◆ Problem to solve
Scan the records below for the word "title". Copy each line where it appears.

[Dataset rows for apps and sites]
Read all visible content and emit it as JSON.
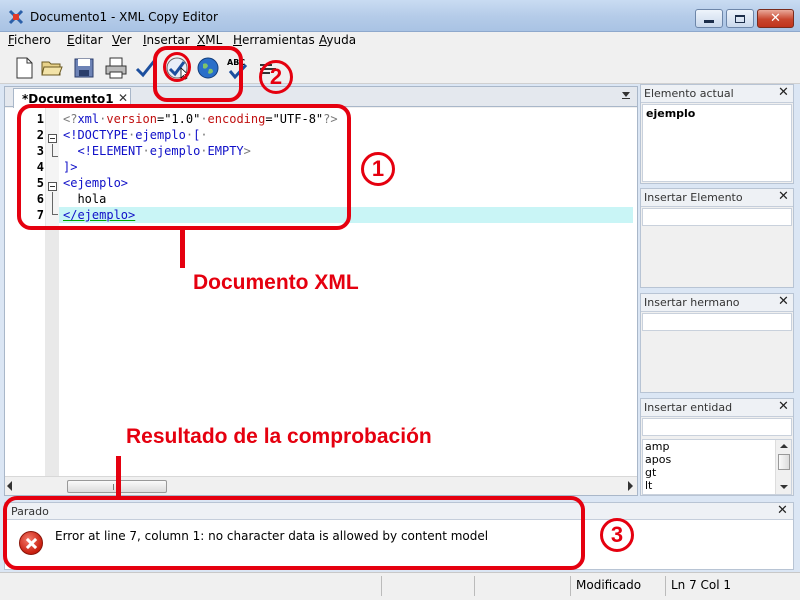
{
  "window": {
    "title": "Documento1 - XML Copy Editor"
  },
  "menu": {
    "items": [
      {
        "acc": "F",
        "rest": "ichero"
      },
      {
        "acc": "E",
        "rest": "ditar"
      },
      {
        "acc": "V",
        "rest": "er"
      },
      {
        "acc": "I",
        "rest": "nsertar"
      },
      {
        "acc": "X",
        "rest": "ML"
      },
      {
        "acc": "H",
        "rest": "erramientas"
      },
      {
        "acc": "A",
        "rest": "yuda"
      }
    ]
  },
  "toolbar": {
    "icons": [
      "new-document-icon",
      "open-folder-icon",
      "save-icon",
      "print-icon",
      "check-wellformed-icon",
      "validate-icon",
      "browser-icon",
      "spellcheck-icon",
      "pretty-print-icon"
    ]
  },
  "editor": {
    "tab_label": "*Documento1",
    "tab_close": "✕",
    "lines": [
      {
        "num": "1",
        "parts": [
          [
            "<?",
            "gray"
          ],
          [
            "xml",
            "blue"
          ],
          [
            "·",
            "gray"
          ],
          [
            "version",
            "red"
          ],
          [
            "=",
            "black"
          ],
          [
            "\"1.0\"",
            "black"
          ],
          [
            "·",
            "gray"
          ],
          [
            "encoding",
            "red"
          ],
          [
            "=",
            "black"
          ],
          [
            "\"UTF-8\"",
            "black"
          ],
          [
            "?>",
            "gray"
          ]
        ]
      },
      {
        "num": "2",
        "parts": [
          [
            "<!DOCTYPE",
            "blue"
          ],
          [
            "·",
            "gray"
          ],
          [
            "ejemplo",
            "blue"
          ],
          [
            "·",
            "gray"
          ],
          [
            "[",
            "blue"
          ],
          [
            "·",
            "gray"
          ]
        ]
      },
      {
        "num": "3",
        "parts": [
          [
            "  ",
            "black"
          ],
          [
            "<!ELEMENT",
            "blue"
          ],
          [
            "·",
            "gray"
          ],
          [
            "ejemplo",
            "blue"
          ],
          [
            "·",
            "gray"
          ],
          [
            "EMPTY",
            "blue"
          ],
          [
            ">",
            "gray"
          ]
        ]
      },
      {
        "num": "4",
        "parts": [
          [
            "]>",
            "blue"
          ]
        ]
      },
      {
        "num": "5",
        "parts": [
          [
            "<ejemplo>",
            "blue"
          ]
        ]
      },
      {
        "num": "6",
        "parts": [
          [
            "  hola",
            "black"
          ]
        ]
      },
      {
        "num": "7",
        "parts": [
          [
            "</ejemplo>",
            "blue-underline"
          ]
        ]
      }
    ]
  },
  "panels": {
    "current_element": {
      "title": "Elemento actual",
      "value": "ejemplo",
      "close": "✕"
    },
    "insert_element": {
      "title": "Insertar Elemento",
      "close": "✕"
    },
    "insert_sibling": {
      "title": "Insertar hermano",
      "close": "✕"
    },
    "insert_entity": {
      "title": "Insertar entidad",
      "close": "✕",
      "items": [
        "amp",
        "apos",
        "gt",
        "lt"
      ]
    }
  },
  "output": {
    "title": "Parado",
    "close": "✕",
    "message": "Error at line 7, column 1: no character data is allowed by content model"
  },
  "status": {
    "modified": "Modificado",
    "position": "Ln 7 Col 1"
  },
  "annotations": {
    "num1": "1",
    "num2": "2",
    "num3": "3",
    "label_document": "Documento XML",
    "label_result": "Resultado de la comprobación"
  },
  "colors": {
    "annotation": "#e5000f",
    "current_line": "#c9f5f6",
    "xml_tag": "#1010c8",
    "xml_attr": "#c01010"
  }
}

◆ Problem solution
    "title": "Documento1 - XML Copy Editor"
      "title": "Elemento actual",
      "title": "Insertar Elemento",
      "title": "Insertar hermano",
      "title": "Insertar entidad",
    "title": "Parado",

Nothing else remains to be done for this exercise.